Dataset rows for apps and sites:
- Opening Delimiter -

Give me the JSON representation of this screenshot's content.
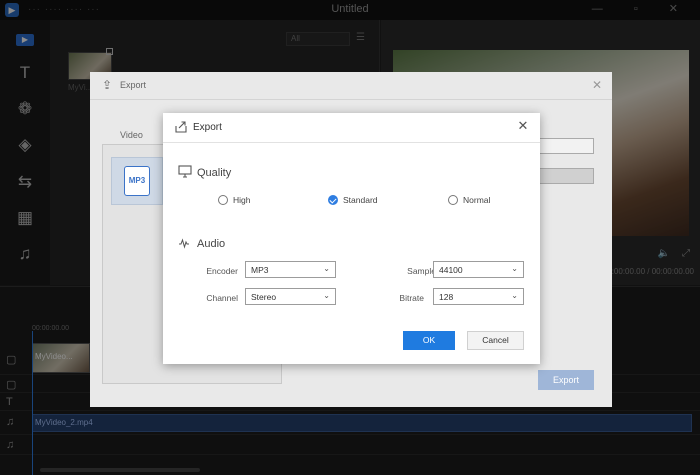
{
  "app": {
    "title": "Untitled",
    "logo_letter": "▶",
    "menu_text": "··· ···· ···· ···",
    "window_controls": "— ▫ ✕"
  },
  "media_panel": {
    "filter_value": "All",
    "thumb_label": "MyVi..."
  },
  "preview": {
    "timecode": "00:00:00.00 / 00:00:00.00"
  },
  "timeline": {
    "ruler_start": "00:00:00.00",
    "video_clip_label": "MyVideo...",
    "audio_clip_label": "MyVideo_2.mp4"
  },
  "background_dialog": {
    "title": "Export",
    "tab_video": "Video",
    "format_label": "MP3",
    "export_button": "Export"
  },
  "export_dialog": {
    "title": "Export",
    "quality": {
      "title": "Quality",
      "options": [
        "High",
        "Standard",
        "Normal"
      ],
      "selected": "Standard"
    },
    "audio": {
      "title": "Audio",
      "encoder_label": "Encoder",
      "encoder_value": "MP3",
      "sample_rate_label": "Sample rate",
      "sample_rate_value": "44100",
      "channel_label": "Channel",
      "channel_value": "Stereo",
      "bitrate_label": "Bitrate",
      "bitrate_value": "128"
    },
    "ok_label": "OK",
    "cancel_label": "Cancel"
  },
  "colors": {
    "accent": "#1f7be0",
    "dialog_bg": "#ffffff",
    "app_bg": "#202020"
  }
}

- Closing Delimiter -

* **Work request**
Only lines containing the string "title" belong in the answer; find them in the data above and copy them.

* **Response box**
    "title": "Untitled",
    "title": "Export",
    "title": "Export",
      "title": "Quality",
      "title": "Audio",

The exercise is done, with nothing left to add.